■ **What to do**
Write the entries out again exactly; any picture among them gets left out.

---- Material provided

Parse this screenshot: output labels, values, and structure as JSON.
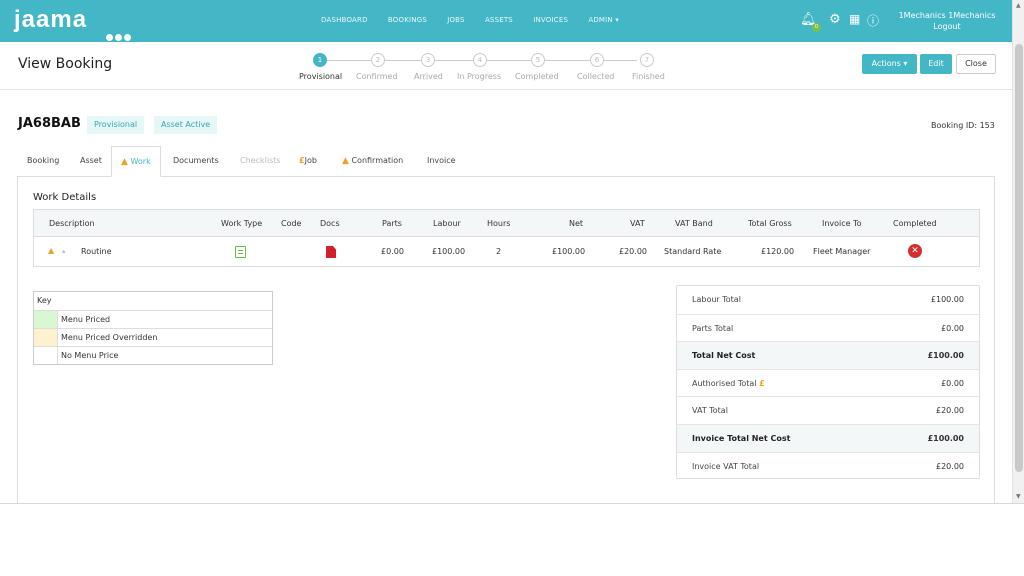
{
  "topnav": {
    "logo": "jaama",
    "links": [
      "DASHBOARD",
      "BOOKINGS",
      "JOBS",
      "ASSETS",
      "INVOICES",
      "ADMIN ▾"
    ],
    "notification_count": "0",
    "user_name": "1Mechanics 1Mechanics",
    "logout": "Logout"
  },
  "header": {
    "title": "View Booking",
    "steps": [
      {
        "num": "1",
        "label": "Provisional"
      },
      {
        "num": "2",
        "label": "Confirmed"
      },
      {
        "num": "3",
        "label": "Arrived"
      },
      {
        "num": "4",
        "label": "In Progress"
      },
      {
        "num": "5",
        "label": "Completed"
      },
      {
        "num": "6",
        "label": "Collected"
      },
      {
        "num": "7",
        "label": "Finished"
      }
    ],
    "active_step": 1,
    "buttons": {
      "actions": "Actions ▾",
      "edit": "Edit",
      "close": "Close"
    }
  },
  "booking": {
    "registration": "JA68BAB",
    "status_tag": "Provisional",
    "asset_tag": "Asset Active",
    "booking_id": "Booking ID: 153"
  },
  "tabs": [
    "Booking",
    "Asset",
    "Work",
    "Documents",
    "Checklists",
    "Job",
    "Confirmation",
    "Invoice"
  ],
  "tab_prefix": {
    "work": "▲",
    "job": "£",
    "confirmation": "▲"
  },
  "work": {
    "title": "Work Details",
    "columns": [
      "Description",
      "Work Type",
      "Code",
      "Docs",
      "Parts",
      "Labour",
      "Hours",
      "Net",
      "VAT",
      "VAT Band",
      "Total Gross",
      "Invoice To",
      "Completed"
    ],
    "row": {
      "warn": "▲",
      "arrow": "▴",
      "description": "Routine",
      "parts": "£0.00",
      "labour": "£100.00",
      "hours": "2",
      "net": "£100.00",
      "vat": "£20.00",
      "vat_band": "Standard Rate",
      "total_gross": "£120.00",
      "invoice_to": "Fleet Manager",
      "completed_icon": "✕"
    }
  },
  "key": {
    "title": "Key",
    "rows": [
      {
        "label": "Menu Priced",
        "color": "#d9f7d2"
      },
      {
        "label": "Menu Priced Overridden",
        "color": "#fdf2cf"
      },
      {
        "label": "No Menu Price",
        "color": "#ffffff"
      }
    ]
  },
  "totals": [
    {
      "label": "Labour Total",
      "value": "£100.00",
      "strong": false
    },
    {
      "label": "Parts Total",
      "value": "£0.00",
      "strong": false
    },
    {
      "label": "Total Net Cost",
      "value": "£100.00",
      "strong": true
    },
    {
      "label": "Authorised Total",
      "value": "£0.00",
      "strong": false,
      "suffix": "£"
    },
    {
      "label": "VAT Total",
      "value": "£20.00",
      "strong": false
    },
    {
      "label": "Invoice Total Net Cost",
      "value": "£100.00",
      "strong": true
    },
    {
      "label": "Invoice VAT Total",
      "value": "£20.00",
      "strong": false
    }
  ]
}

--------

■ **Output of the task**
Parse this screenshot: output labels, values, and structure as JSON.
{
  "topnav": {
    "logo": "jaama",
    "links": [
      "DASHBOARD",
      "BOOKINGS",
      "JOBS",
      "ASSETS",
      "INVOICES",
      "ADMIN ▾"
    ],
    "notification_count": "0",
    "user_name": "1Mechanics 1Mechanics",
    "logout": "Logout"
  },
  "header": {
    "title": "View Booking",
    "steps": [
      {
        "num": "1",
        "label": "Provisional"
      },
      {
        "num": "2",
        "label": "Confirmed"
      },
      {
        "num": "3",
        "label": "Arrived"
      },
      {
        "num": "4",
        "label": "In Progress"
      },
      {
        "num": "5",
        "label": "Completed"
      },
      {
        "num": "6",
        "label": "Collected"
      },
      {
        "num": "7",
        "label": "Finished"
      }
    ],
    "active_step": 1,
    "buttons": {
      "actions": "Actions ▾",
      "edit": "Edit",
      "close": "Close"
    }
  },
  "booking": {
    "registration": "JA68BAB",
    "status_tag": "Provisional",
    "asset_tag": "Asset Active",
    "booking_id": "Booking ID: 153"
  },
  "tabs": [
    "Booking",
    "Asset",
    "Work",
    "Documents",
    "Checklists",
    "Job",
    "Confirmation",
    "Invoice"
  ],
  "tab_prefix": {
    "work": "▲",
    "job": "£",
    "confirmation": "▲"
  },
  "work": {
    "title": "Work Details",
    "columns": [
      "Description",
      "Work Type",
      "Code",
      "Docs",
      "Parts",
      "Labour",
      "Hours",
      "Net",
      "VAT",
      "VAT Band",
      "Total Gross",
      "Invoice To",
      "Completed"
    ],
    "row": {
      "warn": "▲",
      "arrow": "▴",
      "description": "Routine",
      "parts": "£0.00",
      "labour": "£100.00",
      "hours": "2",
      "net": "£100.00",
      "vat": "£20.00",
      "vat_band": "Standard Rate",
      "total_gross": "£120.00",
      "invoice_to": "Fleet Manager",
      "completed_icon": "✕"
    }
  },
  "key": {
    "title": "Key",
    "rows": [
      {
        "label": "Menu Priced",
        "color": "#d9f7d2"
      },
      {
        "label": "Menu Priced Overridden",
        "color": "#fdf2cf"
      },
      {
        "label": "No Menu Price",
        "color": "#ffffff"
      }
    ]
  },
  "totals": [
    {
      "label": "Labour Total",
      "value": "£100.00",
      "strong": false
    },
    {
      "label": "Parts Total",
      "value": "£0.00",
      "strong": false
    },
    {
      "label": "Total Net Cost",
      "value": "£100.00",
      "strong": true
    },
    {
      "label": "Authorised Total",
      "value": "£0.00",
      "strong": false,
      "suffix": "£"
    },
    {
      "label": "VAT Total",
      "value": "£20.00",
      "strong": false
    },
    {
      "label": "Invoice Total Net Cost",
      "value": "£100.00",
      "strong": true
    },
    {
      "label": "Invoice VAT Total",
      "value": "£20.00",
      "strong": false
    }
  ]
}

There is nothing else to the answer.